“Our partnership with the College Board has resulted in a more rigorous curriculum for more Maryland students,” said Dr. Grasmick. “This helps us meet our goal of graduating more students who are ready for college or the workforce.”
Participation also is increasing in other assessment programs. Public school student participation in the SAT grew by 4.7 percent in 2010, with increases in all ethnic groups. Meanwhile, the increase in participation on the ACT exam has been pronounced. The number of Maryland students taking the ACT exam increased 9.4 percent in 2010, and has jumped from 7,758 students in 2006 to 11,924 this year.
Scores on the SAT Reasoning Test nationwide were altered when the tests were redesigned in 2005 by the College Board. Changes to the test included the addition of a writing section, third year college preparatory mathematics, and a critical reading section—altering what once was a verbal segment. Once scored on a 1600-point scale, the 2400-point test now takes nearly four hours to complete.
Not from Here says
How is a five-point increase on a 2400 point test a “broad gain”? Insignificant increase would be more accurate.
It’s a five point increase in the mean score; that’s a very different thing than a five point increase for an individual. Those means, by the way, are for all Maryland schools, public and private. The means for just Maryland public schools are 1478 in 2009 and 1485 in 2010.
An average, or mean, only tells a partial story without the standard deviation of the distribution. I have to agree with Not From Here that 5 points, a two-tenths of a percent increase, doesn’t seem like very much. However, if the annual increase has only been at most 1 or 2 points for the last ten years, 5 would be quite something.
Note to The Dagger editors; it would help if you had a link to the raw data in stories like this.

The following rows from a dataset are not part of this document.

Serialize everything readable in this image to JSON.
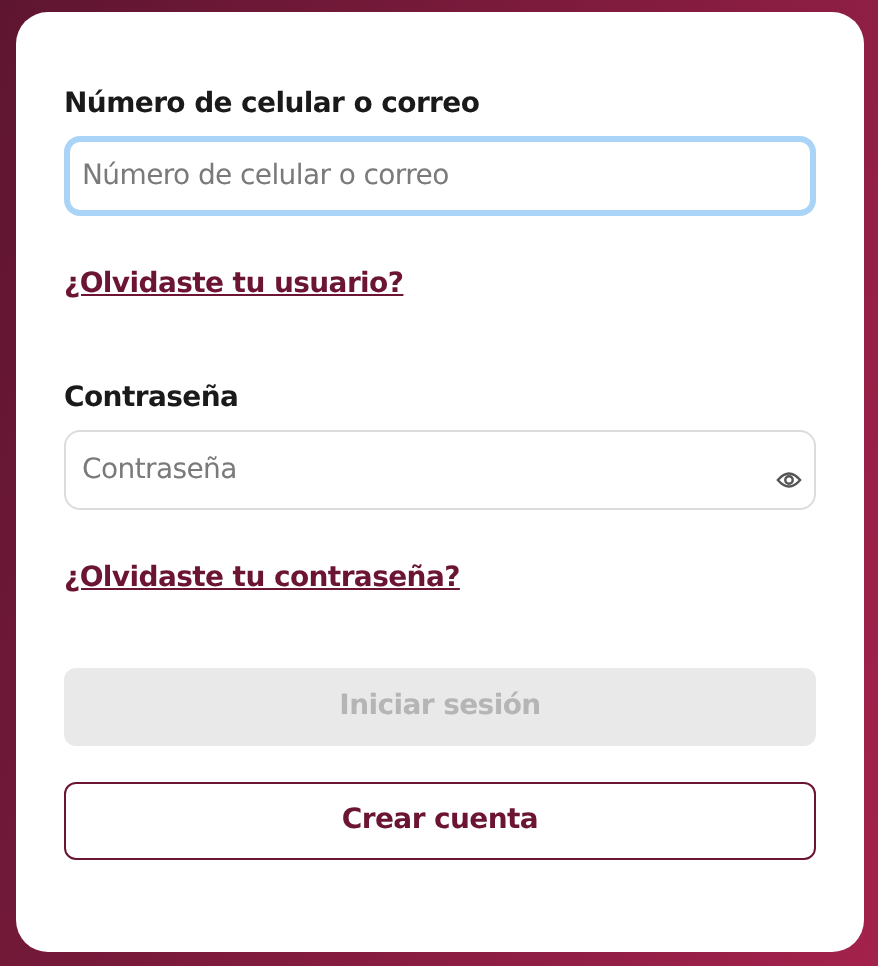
{
  "fields": [
    {
      "label": "Número de celular o correo",
      "placeholder": "Número de celular o correo",
      "focused": true,
      "kind": "text",
      "link": "¿Olvidaste tu usuario?"
    },
    {
      "label": "Contraseña",
      "placeholder": "Contraseña",
      "focused": false,
      "kind": "password",
      "link": "¿Olvidaste tu contraseña?"
    }
  ],
  "buttons": [
    {
      "label": "Iniciar sesión",
      "kind": "primary",
      "disabled": true
    },
    {
      "label": "Crear cuenta",
      "kind": "outline",
      "disabled": false
    }
  ]
}
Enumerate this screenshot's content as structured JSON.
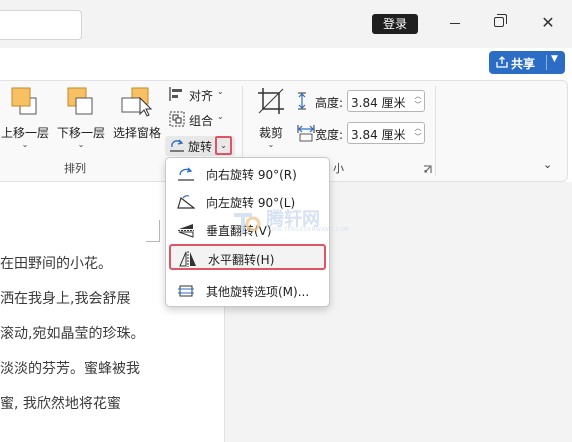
{
  "titlebar": {
    "login_label": "登录",
    "controls": [
      "minimize-icon",
      "restore-icon",
      "close-icon"
    ]
  },
  "share": {
    "label": "共享",
    "icon": "share-icon",
    "color": "#2b6cc4"
  },
  "ribbon": {
    "arrange_group": {
      "label": "排列",
      "buttons": [
        {
          "label": "上移一层",
          "icon": "bring-forward-icon"
        },
        {
          "label": "下移一层",
          "icon": "send-backward-icon"
        },
        {
          "label": "选择窗格",
          "icon": "selection-pane-icon"
        }
      ],
      "small_buttons": [
        {
          "label": "对齐",
          "icon": "align-icon"
        },
        {
          "label": "组合",
          "icon": "group-icon"
        },
        {
          "label": "旋转",
          "icon": "rotate-icon"
        }
      ]
    },
    "size_group": {
      "label": "小",
      "crop_label": "裁剪",
      "height_label": "高度:",
      "height_value": "3.84 厘米",
      "width_label": "宽度:",
      "width_value": "3.84 厘米"
    }
  },
  "rotate_menu": {
    "items": [
      {
        "label": "向右旋转 90°(R)",
        "icon": "rotate-right-icon"
      },
      {
        "label": "向左旋转 90°(L)",
        "icon": "rotate-left-icon"
      },
      {
        "label": "垂直翻转(V)",
        "icon": "flip-vertical-icon"
      },
      {
        "label": "水平翻转(H)",
        "icon": "flip-horizontal-icon"
      },
      {
        "label": "其他旋转选项(M)...",
        "icon": "more-rotation-icon"
      }
    ],
    "highlight_color": "#e05565"
  },
  "document": {
    "lines": [
      "在田野间的小花。",
      "洒在我身上,我会舒展",
      "滚动,宛如晶莹的珍珠。",
      "淡淡的芬芳。蜜蜂被我",
      "蜜, 我欣然地将花蜜"
    ]
  },
  "watermark": {
    "text": "腾轩网",
    "sub": "WWW.TENGXUANWANG.COM"
  }
}
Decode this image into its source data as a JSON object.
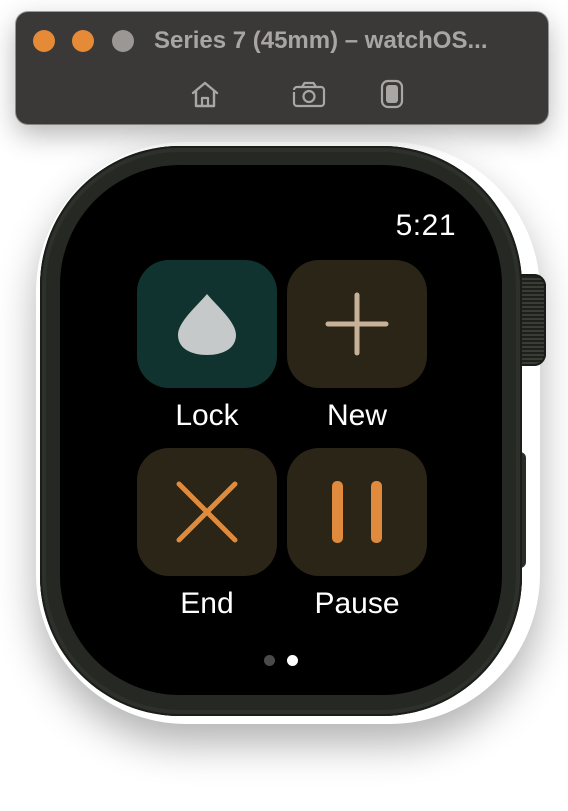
{
  "window": {
    "title": "Series 7 (45mm) – watchOS...",
    "traffic_lights": {
      "close_color": "#e58a37",
      "minimize_color": "#e58a37",
      "zoom_color": "#9a9794"
    },
    "toolbar": [
      {
        "name": "home-button",
        "icon": "home-icon"
      },
      {
        "name": "screenshot-button",
        "icon": "camera-icon"
      },
      {
        "name": "rotate-button",
        "icon": "watch-device-icon"
      }
    ]
  },
  "watch": {
    "time": "5:21",
    "actions": [
      {
        "label": "Lock",
        "icon": "water-drop-icon",
        "tile_color": "#11332f",
        "icon_color": "#c5c9c9"
      },
      {
        "label": "New",
        "icon": "plus-icon",
        "tile_color": "#2a2517",
        "icon_color": "#c7b299"
      },
      {
        "label": "End",
        "icon": "close-icon",
        "tile_color": "#2a2517",
        "icon_color": "#df8a3c"
      },
      {
        "label": "Pause",
        "icon": "pause-icon",
        "tile_color": "#2a2517",
        "icon_color": "#df8a3c"
      }
    ],
    "pager": {
      "pages": 2,
      "current": 2,
      "active_color": "#ffffff",
      "inactive_color": "#4a4a4a"
    }
  }
}
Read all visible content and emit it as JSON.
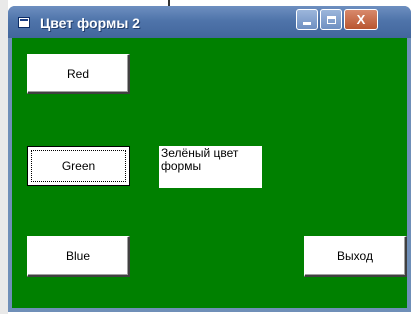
{
  "window": {
    "title": "Цвет формы 2",
    "client_color": "#008000"
  },
  "titlebar_buttons": {
    "close_glyph": "X"
  },
  "buttons": {
    "red_label": "Red",
    "green_label": "Green",
    "blue_label": "Blue",
    "exit_label": "Выход"
  },
  "label": {
    "text": "Зелёный цвет формы"
  },
  "colors": {
    "titlebar": "#4f74aa",
    "form_background": "#008000"
  }
}
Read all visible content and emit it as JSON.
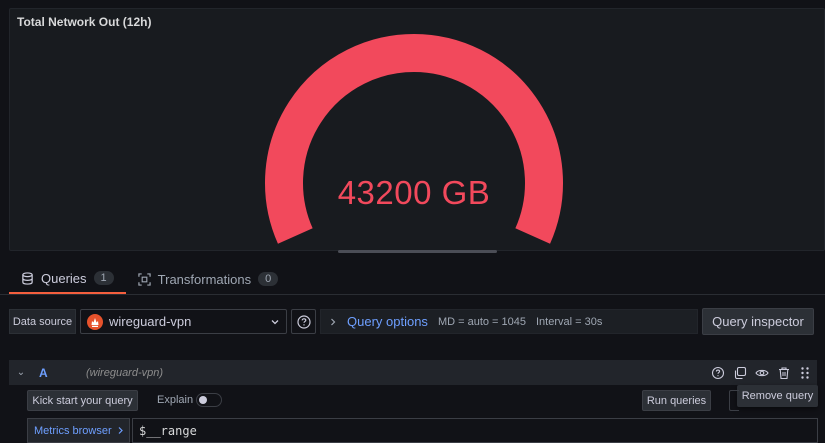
{
  "panel": {
    "title": "Total Network Out (12h)",
    "gauge_value": "43200 GB",
    "gauge_fill_fraction": 1.0,
    "colors": {
      "value": "#f2495c",
      "threshold_low": "#e0b400"
    }
  },
  "tabs": [
    {
      "label": "Queries",
      "count": "1",
      "icon": "database-icon"
    },
    {
      "label": "Transformations",
      "count": "0",
      "icon": "transform-icon"
    }
  ],
  "toolbar": {
    "data_source_label": "Data source",
    "data_source_value": "wireguard-vpn",
    "query_options": {
      "title": "Query options",
      "md": "MD = auto = 1045",
      "interval": "Interval = 30s"
    },
    "query_inspector_label": "Query inspector"
  },
  "query": {
    "ref_id": "A",
    "datasource_name": "(wireguard-vpn)",
    "tooltip": "Remove query",
    "kick_start_label": "Kick start your query",
    "explain_label": "Explain",
    "explain_on": false,
    "run_label": "Run queries",
    "metrics_browser_label": "Metrics browser",
    "expression": "$__range"
  },
  "accent": {
    "active_tab": "#f55f3e",
    "link": "#6e9fff"
  }
}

I’m not saying I don’t agree with you that these ‘gains’ aren’t anything I’d be partying about. I’m just saying that statistically speaking, with the sample size of over 46,000, a difference of 5 points in the mean is statistically significant. So technically Grasmick and O’Malley can claim that MD students have made a significant improvement over last year’s scores, and they’ll have a statistical analysis to back up the claim, if you just blindly look at the numbers that are spit out. Then again with that large of a sample size, almost any increase could be considered statistically significant without lowering the significance level too much if any at all.
You know they’re really pushing things when you read that critical reading “jumped one point.” Did one point really require a jump? I think maybe a stumble would get you one point or maybe even a random movement.
I think 5 points is significant when you consider how much extra studying it could take for someone to increase their score enough to hit their target back when you were in school. It’s good to hear that there was an increase, even of 5 points. It wasn’t that long ago when they reported that scores were down in Maryland if I remember correctly (2 years ago or something like that) or was it just Harford County; one of them. Sure they’re sensationalizing it a bit, but it wouldn’t be true to news as we know it if they didn’t.